I have my music collection on my little old file server, in a folder shared over the network. I bought an iPod, thinking that it and iTunes would be simple, straightforward, to the the point.
However, iTunes is completely incomprehensible to me no matter how I swing this. If I set it use the default library folder and add the network folder to it, it seems fine at first. Then whenever I add a new music file to the network folder, it doesn’t show up. The only way to make it show up is to then drag and drop it into the library. Where is the “watch folder and add new tracks to library” checkbox?
I can only drag songs from the library to the iPod, I cannot drag from explorer folders to the iPod. If I drag a song to the library, the library only links to it: move the song, t won’t work. The library knows it, but doesn’t remove the link, instead putting an exclamation mark next to it. If it can see the file isn’t there automatically, why can’t it detect when a new file is put there?
And performance is awful: it’s like using the web, with every click taking 5 seconds to do anything. Double click to play a song basically locks the computer up for a few moments. A64 3800+ with 2 GB ram here, it’s not the machine. And this is gigabit ethernet at every point on the line, it’s not bandwidth, surely?

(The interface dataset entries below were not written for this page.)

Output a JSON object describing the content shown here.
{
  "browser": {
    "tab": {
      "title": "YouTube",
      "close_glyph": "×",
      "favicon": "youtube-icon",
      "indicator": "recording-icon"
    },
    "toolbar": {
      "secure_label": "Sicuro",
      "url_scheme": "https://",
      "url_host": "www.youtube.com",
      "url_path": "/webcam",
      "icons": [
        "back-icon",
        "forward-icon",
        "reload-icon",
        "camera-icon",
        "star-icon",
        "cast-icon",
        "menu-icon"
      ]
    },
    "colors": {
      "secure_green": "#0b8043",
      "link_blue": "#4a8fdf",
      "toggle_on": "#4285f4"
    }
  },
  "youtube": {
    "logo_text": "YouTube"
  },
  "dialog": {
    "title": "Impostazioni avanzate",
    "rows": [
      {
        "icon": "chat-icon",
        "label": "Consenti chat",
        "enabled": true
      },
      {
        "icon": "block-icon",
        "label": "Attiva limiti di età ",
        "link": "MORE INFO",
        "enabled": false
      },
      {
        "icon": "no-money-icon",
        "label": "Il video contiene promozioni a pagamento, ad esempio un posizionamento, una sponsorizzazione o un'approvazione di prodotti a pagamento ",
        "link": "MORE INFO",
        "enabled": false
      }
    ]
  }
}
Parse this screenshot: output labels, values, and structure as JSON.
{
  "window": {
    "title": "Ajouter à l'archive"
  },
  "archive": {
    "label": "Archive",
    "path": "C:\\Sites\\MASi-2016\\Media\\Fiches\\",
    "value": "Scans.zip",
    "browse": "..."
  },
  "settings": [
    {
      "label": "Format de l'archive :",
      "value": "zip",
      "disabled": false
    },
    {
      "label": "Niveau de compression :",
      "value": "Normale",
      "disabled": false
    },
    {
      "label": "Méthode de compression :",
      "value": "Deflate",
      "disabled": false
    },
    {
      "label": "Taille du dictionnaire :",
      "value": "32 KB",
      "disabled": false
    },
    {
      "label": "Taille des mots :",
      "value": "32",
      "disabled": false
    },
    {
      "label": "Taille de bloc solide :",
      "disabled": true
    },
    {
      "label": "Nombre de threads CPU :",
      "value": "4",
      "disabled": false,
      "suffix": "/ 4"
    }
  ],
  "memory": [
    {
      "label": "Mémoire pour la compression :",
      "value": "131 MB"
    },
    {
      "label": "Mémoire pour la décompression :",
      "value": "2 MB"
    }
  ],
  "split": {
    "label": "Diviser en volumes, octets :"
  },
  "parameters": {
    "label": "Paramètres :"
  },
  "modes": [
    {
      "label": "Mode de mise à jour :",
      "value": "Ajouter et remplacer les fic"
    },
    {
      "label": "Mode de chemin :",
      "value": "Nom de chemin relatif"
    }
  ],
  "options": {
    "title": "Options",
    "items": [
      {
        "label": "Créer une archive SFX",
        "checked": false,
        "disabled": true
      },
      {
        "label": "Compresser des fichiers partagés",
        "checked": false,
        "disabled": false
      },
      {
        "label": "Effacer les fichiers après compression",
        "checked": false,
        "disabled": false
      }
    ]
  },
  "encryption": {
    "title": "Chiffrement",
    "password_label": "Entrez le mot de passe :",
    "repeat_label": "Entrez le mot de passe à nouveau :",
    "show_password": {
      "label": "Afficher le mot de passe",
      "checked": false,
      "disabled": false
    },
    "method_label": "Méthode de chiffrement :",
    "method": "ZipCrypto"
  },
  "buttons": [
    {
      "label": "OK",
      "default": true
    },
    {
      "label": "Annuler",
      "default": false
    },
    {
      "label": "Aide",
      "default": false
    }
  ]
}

Is this just how iTunes is? Or just how iTunes is when using a network share? Right now I’m feeling like I always do when I cave in and buy apple: punished whenever I try and use it in accordance with my wishes rather than the proper glazed-eyed OBEY way. unless I am just wrong and somone can give me a neat one-line answer to help me configure iTunes so that it works.
I’m almost, but not quite, as annoyed as when Apply changed it so that in 10.4 “show information” opens an info window for EVERY selected file, instead of a single “properties for the selected files”, even if there are 25, filling the screen with shit for no reason except the arbitrary desire to fiddle and fuck with the user experience until it is to Apple’s satisfaction.